best of

5 Great Fountain Pens for Everyday Use

Just because we live in the digital age doesn’t mean we have to give up handwriting. Spending most of our time on laptops, smartphones or in front of the TV, many of us feel the need to escape into other activities such as reading, handwriting or meditating. Since we dedicate every article here to writing instruments, today we’ve rounded up 5 great fountain pens for everyday use, thus to spend your time in good company.

Pilot Custom 823 

A great value for money pen, if you will. This particular Pilot is available in two colours, Amber and Smoke, both made of precious resin with a translucent finish that allows you to see the ink inside. Don’t be fooled by its construction, as Pilot used a resin that makes the pen feel sturdy in the hand. For EUR 249 you get a well-proportioned fountain pen equipped with a 14k gold nib in F, M, B sizes and a vacuum filling system that can easily hold up to 2ml of ink per fill, which is more than a decent amount of ink for the entire day.

Sailor 1911 Realo

Sailor has long held a reputation for their superbly crafted fountain pens as well as for their extremely fine nibs, that’s why the Sailor 1911 Realo, one of the most popular pens created by Sailor is also on our list. For EUR 391 you get a 21k gold nib that comes in an array of sizes such as extra fine, fine, medium fine, medium, broad, music and zoom, a piston filling mechanism that holds around 0.9 ml of ink and a classic cigar-shaped body.

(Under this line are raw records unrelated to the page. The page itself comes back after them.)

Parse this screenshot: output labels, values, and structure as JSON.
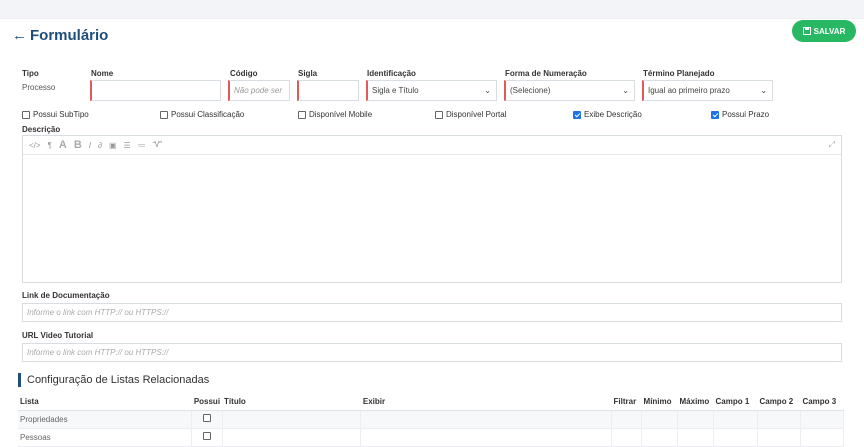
{
  "header": {
    "back_icon": "arrow-left-icon",
    "title": "Formulário",
    "save_label": "SALVAR",
    "save_icon": "floppy-disk-icon",
    "save_color": "#28b864"
  },
  "form": {
    "tipo_label": "Tipo",
    "tipo_value": "Processo",
    "nome_label": "Nome",
    "nome_value": "",
    "codigo_label": "Código",
    "codigo_placeholder": "Não pode ser",
    "sigla_label": "Sigla",
    "sigla_value": "",
    "identificacao_label": "Identificação",
    "identificacao_value": "Sigla e Título",
    "numeracao_label": "Forma de Numeração",
    "numeracao_value": "(Selecione)",
    "termino_label": "Término Planejado",
    "termino_value": "Igual ao primeiro prazo",
    "checkboxes": [
      {
        "label": "Possui SubTipo",
        "checked": false
      },
      {
        "label": "Possui Classificação",
        "checked": false
      },
      {
        "label": "Disponível Mobile",
        "checked": false
      },
      {
        "label": "Disponível Portal",
        "checked": false
      },
      {
        "label": "Exibe Descrição",
        "checked": true
      },
      {
        "label": "Possui Prazo",
        "checked": true
      }
    ],
    "descricao_label": "Descrição",
    "link_label": "Link de Documentação",
    "link_placeholder": "Informe o link com HTTP:// ou HTTPS://",
    "video_label": "URL Video Tutorial",
    "video_placeholder": "Informe o link com HTTP:// ou HTTPS://"
  },
  "lists": {
    "section_title": "Configuração de Listas Relacionadas",
    "columns": [
      "Lista",
      "Possui",
      "Título",
      "Exibir",
      "Filtrar",
      "Mínimo",
      "Máximo",
      "Campo 1",
      "Campo 2",
      "Campo 3"
    ],
    "rows": [
      {
        "name": "Propriedades",
        "possui": false
      },
      {
        "name": "Pessoas",
        "possui": false
      }
    ]
  }
}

This is not a pretentious pen and works perfectly for everyday use. Its understated design will win over any pen aficionado.

Montblanc Meisterstuck 149

Perhaps the most iconic fountain pen in the world, the Meisterstuck 149 is the quintessence of elegance and perfection. In terms of construction, it has a highly polished precious resin body that shines beautifully in the light. There are two versions available, one with gold-coated ornaments and the other with platinum-coated trim. The platinum-coated version costs EUR 740 and for this price you get a solid pen with an impressively large nib made of 18k gold and a piston filling mechanism. Why is this pen a great everyday writer you may ask. Well, besides the history behind it, the German craftsmanship and the overall quality, the writing performance it delivers is on another level.

Otto Hutt design08

The Bauhaus inspired legend from German, now in two NEW shades, is already on its way to becoming a very popular pen among designers and minimalism enthusiasts. Masterfully designed by Mark Braun and precisely assembled by Otto Hutt’s craftsmen, the pen has an understated look and the focus is clearly on functionality and performance but aesthetics are not neglected either. Let’s see what one gets for EUR 1116: a well-proportioned design and a really solid construction along with a revolutionary filling mechanism developed by Otto Hutt (Pull+Twist system) and a nib made of 18k gold available in EF, F, M and B sizes. This is by far the cleanest design and boldest approach and we recommend it for everyday use not only for its performance but also for its ability to adapt to diferent contexts.

Montegrappa Extra 1930

Often called “the Montegrappiest pen of them all”, the Extra 1930 is inspired by a design born over 80 years ago and has been the company’s brand-defining writing instrument not only for its iconic cylindrical shape but also for its performance as well as for its incredibly solid construction. It is the most expensive in our list with a price set at EUR 1258 but it is also the most unique.

The fact that it is made of celluloid explains the higher price, as we all know how difficult and time-consuming the celluloid manufacturing process is. The smooth 18k gold nib provides a pleasant writing experience and the grip section on this one is so comfortable even for longer sessions. The pen comes equipped with a piston filling-mechanism which means you’ll have enough ink for the whole day. Enthusiasts of vintage pieces will really appreciate this everyday writer.

One Comment

  1. Do you even understand what everyday use means? You’re calling a £1200 pen everyday pen? Better stop writing such blogs when you have no connection to the reality

Leave a Reply